I know that often in this stage of the college search process, your college list can include just about every school that’s sent you a piece of mail. But visiting all of them just isn’t realistic. Take some time to sit down and do some research on each of them. Decide what’s important to you and then choose schools that seem like they’ll have what you’re looking for. If you don’t know what’s important to you yet, pick schools that vary, such as private and public, big and small, or liberal arts and research. That way you can get a feel for what you like.
While this may seem like a no-brainer, it is easily the most important—and easiest to mess up—part of the process. You can’t just jump in the car and say, “I want to visit here, here, and here.” Sit down with whomever you’re going with and your list of schools, put their addresses into a mapping program, and design a route that’s efficient. If you have any place you want to stop along the way, add it in too. Don’t wait until the last minute. Make sure you factor in a little extra time as well, just in case a road sign catches your eye and you just have to stop or traffic is rougher than you thought it would be.
Arrange visits ahead of time
Another thing that might seem like common sense, but you actually have to take the time to do it. I tried to schedule my visits just days before we left, and that did not work, at all. While some schools may be able to squeeze you in, the likelihood of that happening is very small. This is why planning ahead is so important. Once you know what days you’ll be where, you can go ahead and schedule your tours, information sessions, and interviews.
Don’t try to do too much at once
My trip happened in the short span of a week, and even though that seems like a lot of time on the road, it wasn’t enough. My mother, being the organized person she is, had our trip planned down to the T, but between travel time and sleeping, the time left to actually visit the schools was, at the most, three hours a piece, and not always at ideal times. Had I not tried to pack so much in at once, the quality of my visits could have been greatly improved. Now for me, there wasn’t much of a choice, and a stroll around campus was better than nothing at all, but if it can be helped, try not to visit more than one or two schools a day.
Go on one
The best tip I can give for a college road trip is to actually go on one, even if it’s just a few days. Soon enough you’ll be out of the house and on your own, so take this moment to enjoy some quality time with someone who is important to you. It’s a great opportunity to bond or let your parent feel like they’re a part of the process.

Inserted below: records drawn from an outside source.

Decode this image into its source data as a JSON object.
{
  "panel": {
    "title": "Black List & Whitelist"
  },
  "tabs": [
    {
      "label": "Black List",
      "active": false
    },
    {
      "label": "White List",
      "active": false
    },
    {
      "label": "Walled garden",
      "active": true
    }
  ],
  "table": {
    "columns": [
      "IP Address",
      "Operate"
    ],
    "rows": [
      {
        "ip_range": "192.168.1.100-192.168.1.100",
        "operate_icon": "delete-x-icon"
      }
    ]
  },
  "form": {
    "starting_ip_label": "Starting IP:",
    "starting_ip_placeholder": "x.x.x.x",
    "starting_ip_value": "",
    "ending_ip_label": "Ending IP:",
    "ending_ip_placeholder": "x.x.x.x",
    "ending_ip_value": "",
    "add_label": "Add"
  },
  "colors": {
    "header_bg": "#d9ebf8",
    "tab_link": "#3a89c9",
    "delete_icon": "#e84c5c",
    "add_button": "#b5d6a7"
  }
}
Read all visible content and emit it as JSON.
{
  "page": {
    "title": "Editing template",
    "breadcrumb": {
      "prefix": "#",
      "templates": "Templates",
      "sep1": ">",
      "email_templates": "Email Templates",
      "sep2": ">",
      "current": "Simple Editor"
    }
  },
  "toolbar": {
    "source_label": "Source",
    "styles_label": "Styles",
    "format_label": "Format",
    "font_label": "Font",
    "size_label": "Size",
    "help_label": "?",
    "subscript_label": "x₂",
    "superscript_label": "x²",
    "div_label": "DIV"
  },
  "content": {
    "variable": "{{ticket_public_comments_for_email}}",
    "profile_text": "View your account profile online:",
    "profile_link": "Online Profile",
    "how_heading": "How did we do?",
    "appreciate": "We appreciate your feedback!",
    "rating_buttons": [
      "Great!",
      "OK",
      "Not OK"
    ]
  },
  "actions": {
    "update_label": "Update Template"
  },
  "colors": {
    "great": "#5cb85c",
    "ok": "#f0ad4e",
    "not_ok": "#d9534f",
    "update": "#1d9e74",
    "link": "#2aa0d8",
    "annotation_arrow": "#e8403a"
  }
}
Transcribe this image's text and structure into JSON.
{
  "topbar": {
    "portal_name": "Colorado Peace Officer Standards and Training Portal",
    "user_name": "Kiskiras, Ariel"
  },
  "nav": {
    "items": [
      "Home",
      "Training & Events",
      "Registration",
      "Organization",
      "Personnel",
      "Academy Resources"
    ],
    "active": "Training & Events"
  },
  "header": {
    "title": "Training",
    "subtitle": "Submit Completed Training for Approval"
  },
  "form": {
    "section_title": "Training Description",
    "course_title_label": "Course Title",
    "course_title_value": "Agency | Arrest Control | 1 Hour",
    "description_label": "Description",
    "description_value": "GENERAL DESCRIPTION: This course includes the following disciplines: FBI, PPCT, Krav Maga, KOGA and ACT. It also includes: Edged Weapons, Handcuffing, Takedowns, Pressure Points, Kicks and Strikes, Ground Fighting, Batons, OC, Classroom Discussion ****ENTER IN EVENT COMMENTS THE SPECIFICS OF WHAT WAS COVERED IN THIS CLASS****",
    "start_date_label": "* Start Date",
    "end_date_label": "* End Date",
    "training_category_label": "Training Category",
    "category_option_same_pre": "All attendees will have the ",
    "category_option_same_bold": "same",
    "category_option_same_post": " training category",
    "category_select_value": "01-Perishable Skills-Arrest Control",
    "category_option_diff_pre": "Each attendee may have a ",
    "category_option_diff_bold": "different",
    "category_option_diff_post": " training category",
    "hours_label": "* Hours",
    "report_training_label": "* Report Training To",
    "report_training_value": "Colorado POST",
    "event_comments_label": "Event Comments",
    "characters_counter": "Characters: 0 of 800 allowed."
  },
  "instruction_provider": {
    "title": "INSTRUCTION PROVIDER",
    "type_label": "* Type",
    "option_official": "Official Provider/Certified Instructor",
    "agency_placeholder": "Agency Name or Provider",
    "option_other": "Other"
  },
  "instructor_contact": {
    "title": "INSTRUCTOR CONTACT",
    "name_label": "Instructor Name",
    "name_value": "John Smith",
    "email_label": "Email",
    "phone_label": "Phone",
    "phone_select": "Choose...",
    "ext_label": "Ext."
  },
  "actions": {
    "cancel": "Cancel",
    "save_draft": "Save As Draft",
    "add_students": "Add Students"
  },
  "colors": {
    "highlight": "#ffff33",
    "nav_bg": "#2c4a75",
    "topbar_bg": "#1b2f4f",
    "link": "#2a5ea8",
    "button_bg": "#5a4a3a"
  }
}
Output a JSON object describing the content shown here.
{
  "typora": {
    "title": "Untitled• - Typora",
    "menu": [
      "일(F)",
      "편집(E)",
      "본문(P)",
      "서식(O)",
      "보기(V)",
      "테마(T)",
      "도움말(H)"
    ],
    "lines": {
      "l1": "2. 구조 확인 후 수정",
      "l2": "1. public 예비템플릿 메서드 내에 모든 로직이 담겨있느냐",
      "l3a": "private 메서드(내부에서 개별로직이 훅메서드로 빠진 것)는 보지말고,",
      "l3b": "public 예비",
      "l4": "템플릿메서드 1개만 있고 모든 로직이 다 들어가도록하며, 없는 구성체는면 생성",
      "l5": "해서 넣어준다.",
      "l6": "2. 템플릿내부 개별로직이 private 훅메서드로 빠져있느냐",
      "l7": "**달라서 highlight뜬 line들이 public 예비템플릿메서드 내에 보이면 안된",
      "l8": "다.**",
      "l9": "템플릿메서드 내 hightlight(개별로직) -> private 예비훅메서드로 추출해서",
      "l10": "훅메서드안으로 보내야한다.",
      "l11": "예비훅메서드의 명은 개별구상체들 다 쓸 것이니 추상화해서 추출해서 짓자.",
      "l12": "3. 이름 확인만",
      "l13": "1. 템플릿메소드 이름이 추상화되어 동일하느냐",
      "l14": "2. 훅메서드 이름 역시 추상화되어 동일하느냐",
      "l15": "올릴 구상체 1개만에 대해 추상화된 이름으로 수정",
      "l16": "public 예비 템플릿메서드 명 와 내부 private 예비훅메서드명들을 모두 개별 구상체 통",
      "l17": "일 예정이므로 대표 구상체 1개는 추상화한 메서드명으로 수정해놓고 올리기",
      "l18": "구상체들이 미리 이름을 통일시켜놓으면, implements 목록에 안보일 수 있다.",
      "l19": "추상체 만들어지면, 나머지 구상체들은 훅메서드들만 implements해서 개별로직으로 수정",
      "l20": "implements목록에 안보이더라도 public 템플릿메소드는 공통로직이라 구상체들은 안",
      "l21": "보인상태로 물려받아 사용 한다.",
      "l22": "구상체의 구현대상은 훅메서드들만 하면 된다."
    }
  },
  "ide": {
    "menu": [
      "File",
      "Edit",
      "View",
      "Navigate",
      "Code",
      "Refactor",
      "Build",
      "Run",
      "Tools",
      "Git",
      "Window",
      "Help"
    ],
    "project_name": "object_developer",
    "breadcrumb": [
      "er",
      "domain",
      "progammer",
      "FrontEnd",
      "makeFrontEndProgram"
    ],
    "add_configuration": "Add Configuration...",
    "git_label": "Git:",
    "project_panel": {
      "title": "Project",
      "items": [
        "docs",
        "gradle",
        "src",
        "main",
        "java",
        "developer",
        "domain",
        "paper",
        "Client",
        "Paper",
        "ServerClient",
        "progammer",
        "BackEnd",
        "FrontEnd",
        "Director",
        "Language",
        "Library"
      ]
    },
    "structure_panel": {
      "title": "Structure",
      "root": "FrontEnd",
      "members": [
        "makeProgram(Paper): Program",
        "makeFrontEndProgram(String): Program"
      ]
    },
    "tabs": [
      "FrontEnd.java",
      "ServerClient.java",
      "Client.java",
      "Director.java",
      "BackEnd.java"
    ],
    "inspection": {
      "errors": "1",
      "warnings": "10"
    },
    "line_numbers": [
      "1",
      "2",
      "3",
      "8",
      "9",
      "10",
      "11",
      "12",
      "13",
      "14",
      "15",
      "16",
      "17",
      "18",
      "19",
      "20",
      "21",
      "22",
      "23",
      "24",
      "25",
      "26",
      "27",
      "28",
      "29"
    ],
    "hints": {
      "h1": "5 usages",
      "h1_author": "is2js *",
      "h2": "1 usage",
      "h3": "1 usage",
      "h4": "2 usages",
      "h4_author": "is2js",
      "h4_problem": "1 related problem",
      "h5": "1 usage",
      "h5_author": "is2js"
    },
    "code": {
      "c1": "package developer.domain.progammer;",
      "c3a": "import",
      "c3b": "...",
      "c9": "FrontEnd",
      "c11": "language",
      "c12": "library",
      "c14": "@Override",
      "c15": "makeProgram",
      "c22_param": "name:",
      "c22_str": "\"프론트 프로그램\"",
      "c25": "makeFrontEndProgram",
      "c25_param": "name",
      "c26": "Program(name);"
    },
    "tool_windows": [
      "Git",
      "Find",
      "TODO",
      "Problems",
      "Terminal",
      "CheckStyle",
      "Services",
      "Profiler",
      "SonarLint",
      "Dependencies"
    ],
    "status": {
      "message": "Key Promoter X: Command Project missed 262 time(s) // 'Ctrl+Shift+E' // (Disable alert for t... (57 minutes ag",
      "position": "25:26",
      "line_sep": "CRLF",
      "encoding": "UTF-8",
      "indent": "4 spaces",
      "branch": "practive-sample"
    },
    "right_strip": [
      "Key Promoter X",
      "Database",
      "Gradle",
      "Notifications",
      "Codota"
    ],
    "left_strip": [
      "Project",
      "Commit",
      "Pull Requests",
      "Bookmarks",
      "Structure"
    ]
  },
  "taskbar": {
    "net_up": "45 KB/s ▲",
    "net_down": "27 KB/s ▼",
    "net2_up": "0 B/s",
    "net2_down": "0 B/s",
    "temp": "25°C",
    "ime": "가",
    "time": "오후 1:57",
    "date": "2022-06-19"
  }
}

We want to hear about your college visit road trip stories—tell us about your travels in the comments or on Twitter!